First your neighbor puts up a fence. A very large, unattractive, eyesore-of-a-fence. So you’re mad. The fence is blocking your view of the neighborhood.
Then your neighbor tells you God willed him to do it. Now you’re really mad—unless, maybe, you’re a Mormon. As McKay Coppins put it in Buzzfeed, it’s a “classic not-in-my-backyard fight” taking place in Provo, Utah: the Mormon Church wants to erect a nine-story building on its property, but neighbors don’t want it to block their scenic mountain view.
So what did the neighbors do? They went to God. Coppins writes that it’s a hyperlocal issue that could have national ramifications—if opponents of presidential candidate (and practicing Mormon) Mitt Romney run away with it. Coppins writes:
Critics who worry that a President Romney would be susceptible to such ecclesiastical pressure from his religious leaders will surely see this local controversy as evidence that the threat is real. But Romney has said repeatedly that if elected, he would not allow his church to sway his governing decisions, and there's never been a suggestion that church leaders had steered his political course.
Coppins’s concern hasn’t played out. The Obama campaign has maintained a steadfast focus on class issues; none of the president’s surrogates has attacked Romney’s religion. But back in Provo, ecclesiastical pressure has apparently paid off: Church leaders’ words were enough to sway some opposed to the view-blocking building.
So how did a secular zoning issue turn into a test of faith? According to The Salt Lake Tribune, church leaders maintain that it didn’t. Herein lies the confusion, though, as the line between religious and civil liberties seems to blur. Paul Evans, a Mormom leading the opposition in Provo, brought his protests to a screeching halt when church leaders invited opponents to support the church’s effort to build the nine-story structure. Prior to the invitation, Evans, a professor at Mormon-run Brigham Young University, met twice with a church elder to confirm that he was not running counter to the church by opposing the building plans. The elder insisted that it was not an ecclesiastical matter, but firmly a secular question.
Four months into his protest, though, Evans read a different deliberation in the church’s decision to raise the issue during church service. Evans’s protest had prompted the intervention of the Quorum of Twelve Apostles—the second-highest governing body of the Church of Jesus Christ of Latter-Day Saints.
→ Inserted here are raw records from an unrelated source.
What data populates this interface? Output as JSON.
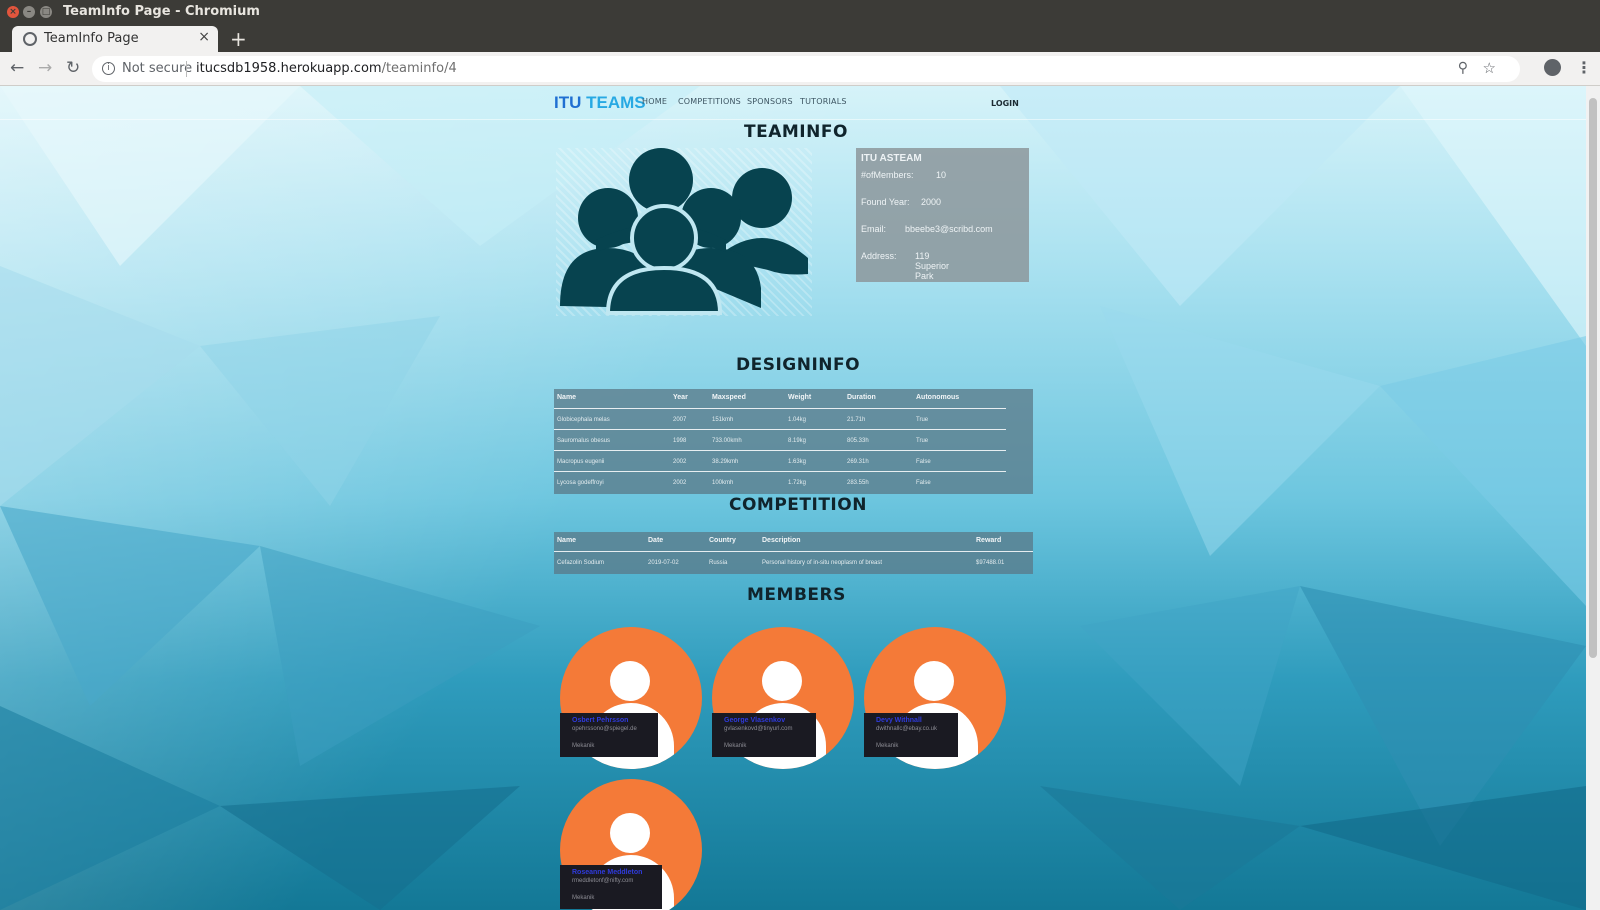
{
  "window": {
    "title": "TeamInfo Page - Chromium"
  },
  "tab": {
    "title": "TeamInfo Page",
    "close": "×",
    "new_tab": "+"
  },
  "address": {
    "security": "Not secure",
    "host": "itucsdb1958.herokuapp.com",
    "path": "/teaminfo/4"
  },
  "site": {
    "brand_1": "ITU ",
    "brand_2": "TEAMS",
    "nav": [
      "HOME",
      "COMPETITIONS",
      "SPONSORS",
      "TUTORIALS"
    ],
    "login": "LOGIN"
  },
  "teaminfo": {
    "title": "TEAMINFO",
    "team_name": "ITU ASTEAM",
    "members_label": "#ofMembers:",
    "members_value": "10",
    "year_label": "Found Year:",
    "year_value": "2000",
    "email_label": "Email:",
    "email_value": "bbeebe3@scribd.com",
    "address_label": "Address:",
    "address_value": "119 Superior Park"
  },
  "designinfo": {
    "title": "DESIGNINFO",
    "headers": [
      "Name",
      "Year",
      "Maxspeed",
      "Weight",
      "Duration",
      "Autonomous"
    ],
    "rows": [
      [
        "Globicephala melas",
        "2007",
        "151kmh",
        "1.04kg",
        "21.71h",
        "True"
      ],
      [
        "Sauromalus obesus",
        "1998",
        "733.00kmh",
        "8.19kg",
        "805.33h",
        "True"
      ],
      [
        "Macropus eugenii",
        "2002",
        "38.29kmh",
        "1.63kg",
        "269.31h",
        "False"
      ],
      [
        "Lycosa godeffroyi",
        "2002",
        "100kmh",
        "1.72kg",
        "283.55h",
        "False"
      ]
    ]
  },
  "competition": {
    "title": "COMPETITION",
    "headers": [
      "Name",
      "Date",
      "Country",
      "Description",
      "Reward"
    ],
    "rows": [
      [
        "Cefazolin Sodium",
        "2019-07-02",
        "Russia",
        "Personal history of in-situ neoplasm of breast",
        "$97488.01"
      ]
    ]
  },
  "members": {
    "title": "MEMBERS",
    "list": [
      {
        "name": "Osbert Pehrsson",
        "email": "opehrssono@spiegel.de",
        "role": "Mekanik"
      },
      {
        "name": "George Vlasenkov",
        "email": "gvlasenkovd@tinyurl.com",
        "role": "Mekanik"
      },
      {
        "name": "Devy Withnall",
        "email": "dwithnallc@ebay.co.uk",
        "role": "Mekanik"
      },
      {
        "name": "Roseanne Meddleton",
        "email": "rmeddletonf@nifty.com",
        "role": "Mekanik"
      }
    ]
  },
  "colors": {
    "accent_orange": "#f47a38",
    "brand_blue": "#1f6fd2",
    "member_name": "#2f3bdc"
  }
}
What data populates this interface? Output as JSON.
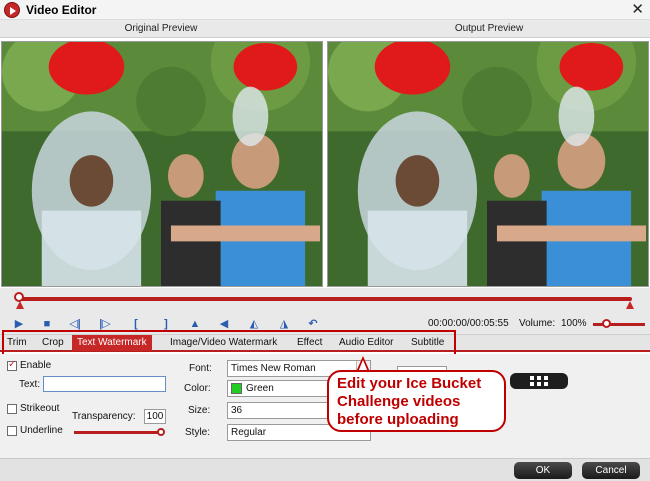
{
  "window": {
    "title": "Video Editor",
    "close_icon": "close-icon"
  },
  "preview": {
    "original_label": "Original Preview",
    "output_label": "Output Preview"
  },
  "playback": {
    "time": "00:00:00/00:05:55",
    "volume_label": "Volume:",
    "volume_value": "100%",
    "volume_level": 0.15,
    "progress": 0.0,
    "icons": [
      "play-icon",
      "stop-icon",
      "prev-frame-icon",
      "next-frame-icon",
      "set-start-icon",
      "set-end-icon",
      "flip-vertical-icon",
      "flip-left-icon",
      "rotate-left-icon",
      "rotate-right-icon",
      "undo-icon"
    ]
  },
  "tabs": [
    {
      "label": "Trim"
    },
    {
      "label": "Crop"
    },
    {
      "label": "Text Watermark",
      "active": true
    },
    {
      "label": "Image/Video Watermark"
    },
    {
      "label": "Effect"
    },
    {
      "label": "Audio Editor"
    },
    {
      "label": "Subtitle"
    }
  ],
  "watermark": {
    "enable_label": "Enable",
    "enable_checked": true,
    "text_label": "Text:",
    "text_value": "",
    "strikeout_label": "Strikeout",
    "underline_label": "Underline",
    "transparency_label": "Transparency:",
    "transparency_value": "100",
    "font_label": "Font:",
    "font_value": "Times New Roman",
    "color_label": "Color:",
    "color_value": "Green",
    "color_hex": "#22cc22",
    "size_label": "Size:",
    "size_value": "36",
    "style_label": "Style:",
    "style_value": "Regular"
  },
  "callout": {
    "line1": "Edit your Ice Bucket",
    "line2": "Challenge videos",
    "line3": "before uploading",
    "color": "#c00000"
  },
  "buttons": {
    "ok": "OK",
    "cancel": "Cancel"
  },
  "colors": {
    "accent": "#c62828",
    "control_blue": "#2a5db0"
  }
}
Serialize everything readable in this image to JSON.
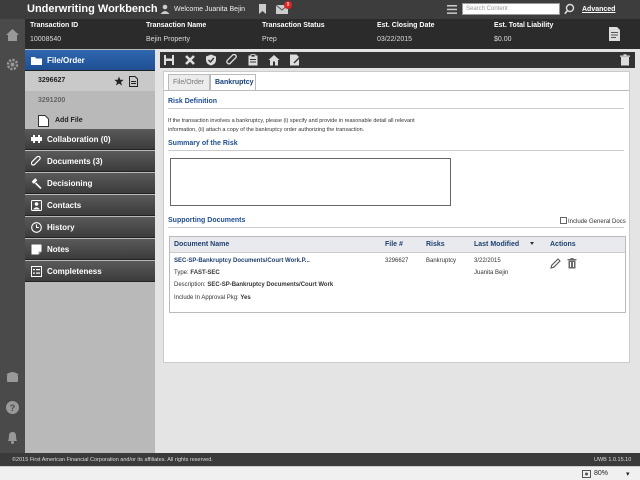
{
  "header": {
    "app_title": "Underwriting Workbench",
    "welcome": "Welcome Juanita Bejin",
    "mail_count": "9",
    "search_placeholder": "Search Content",
    "advanced_label": "Advanced"
  },
  "transaction": {
    "columns": [
      {
        "label": "Transaction ID",
        "value": "10008540"
      },
      {
        "label": "Transaction Name",
        "value": "Bejin Property"
      },
      {
        "label": "Transaction Status",
        "value": "Prep"
      },
      {
        "label": "Est. Closing Date",
        "value": "03/22/2015"
      },
      {
        "label": "Est. Total Liability",
        "value": "$0.00"
      }
    ]
  },
  "sidebar": {
    "file_order": "File/Order",
    "files": [
      "3296627",
      "3291200"
    ],
    "add_file": "Add File",
    "items": [
      {
        "label": "Collaboration (0)"
      },
      {
        "label": "Documents (3)"
      },
      {
        "label": "Decisioning"
      },
      {
        "label": "Contacts"
      },
      {
        "label": "History"
      },
      {
        "label": "Notes"
      },
      {
        "label": "Completeness"
      }
    ]
  },
  "tabs": {
    "file_order": "File/Order",
    "bankruptcy": "Bankruptcy"
  },
  "risk": {
    "definition_title": "Risk Definition",
    "definition_line1": "If the transaction involves a bankruptcy, please (i) specify and provide in reasonable detail all relevant",
    "definition_line2": "information, (ii) attach a copy of the bankruptcy order authorizing the transaction.",
    "summary_title": "Summary of the Risk",
    "supporting_title": "Supporting Documents",
    "include_general": "Include General Docs"
  },
  "doc_table": {
    "headers": {
      "name": "Document Name",
      "file": "File #",
      "risks": "Risks",
      "modified": "Last Modified",
      "actions": "Actions"
    },
    "row": {
      "name": "SEC-SP-Bankruptcy Documents/Court Work.P...",
      "type_label": "Type:",
      "type_value": "FAST-SEC",
      "desc_label": "Description:",
      "desc_value": "SEC-SP-Bankruptcy Documents/Court Work",
      "approval_label": "Include In Approval Pkg:",
      "approval_value": "Yes",
      "file": "3296627",
      "risks": "Bankruptcy",
      "date": "3/22/2015",
      "user": "Juanita Bejin"
    }
  },
  "footer": {
    "copyright": "©2015 First American Financial Corporation and/or its affiliates. All rights reserved.",
    "version": "UWB 1.0.15.10",
    "zoom": "80%"
  }
}
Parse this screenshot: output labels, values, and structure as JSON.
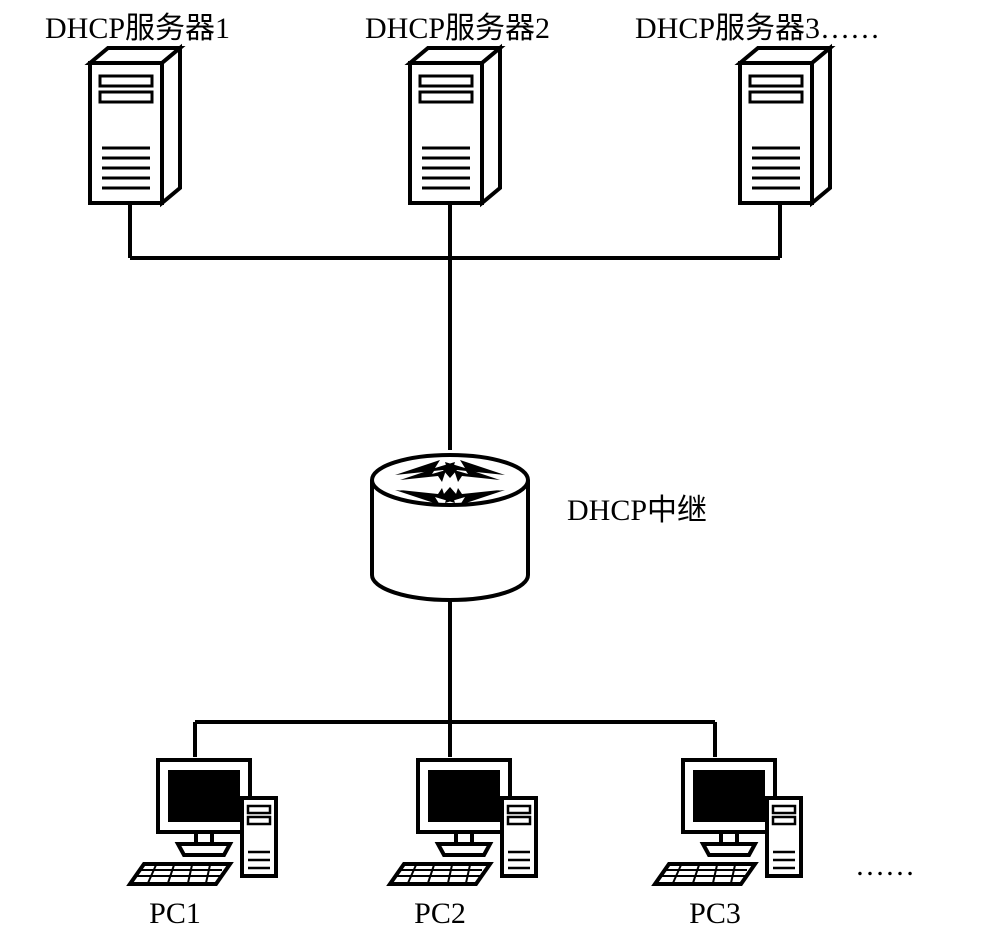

Nick Mathews reports in The Salt Lake Tribune:
According to Evans, Chris Randall, president of the Sharon East Stake, announced from the pulpit that he was sharing a message from L. Whitney Clayton, of the Seventy, and Elder Russell M. Nelson, of the Twelve: They consider the MTC rebuild an ecclesiastical matter, a decision that was the result of careful and prayerful discussion. Evans had already heard the message the preceding Monday during a meeting with Randall.
Evans promptly abandoned his protest. The church has told The Salt Lake Tribune that it has not exercised its authority inappropriately. A church spokesman confirmed to Mathews that “a stake president had told members the MTC plan had been approved by church leaders and asked for their support while urging them to respect those with differing views.”
Some residents who continue to protest the proposed nine-story building say that they find it hard to accept the church’s invitation because they “recall church leaders promising in the 1970s that no building at the MTC would exceed four stories.” Ecclesiastical priorities, it appears, can change like a neighborhood's priorities.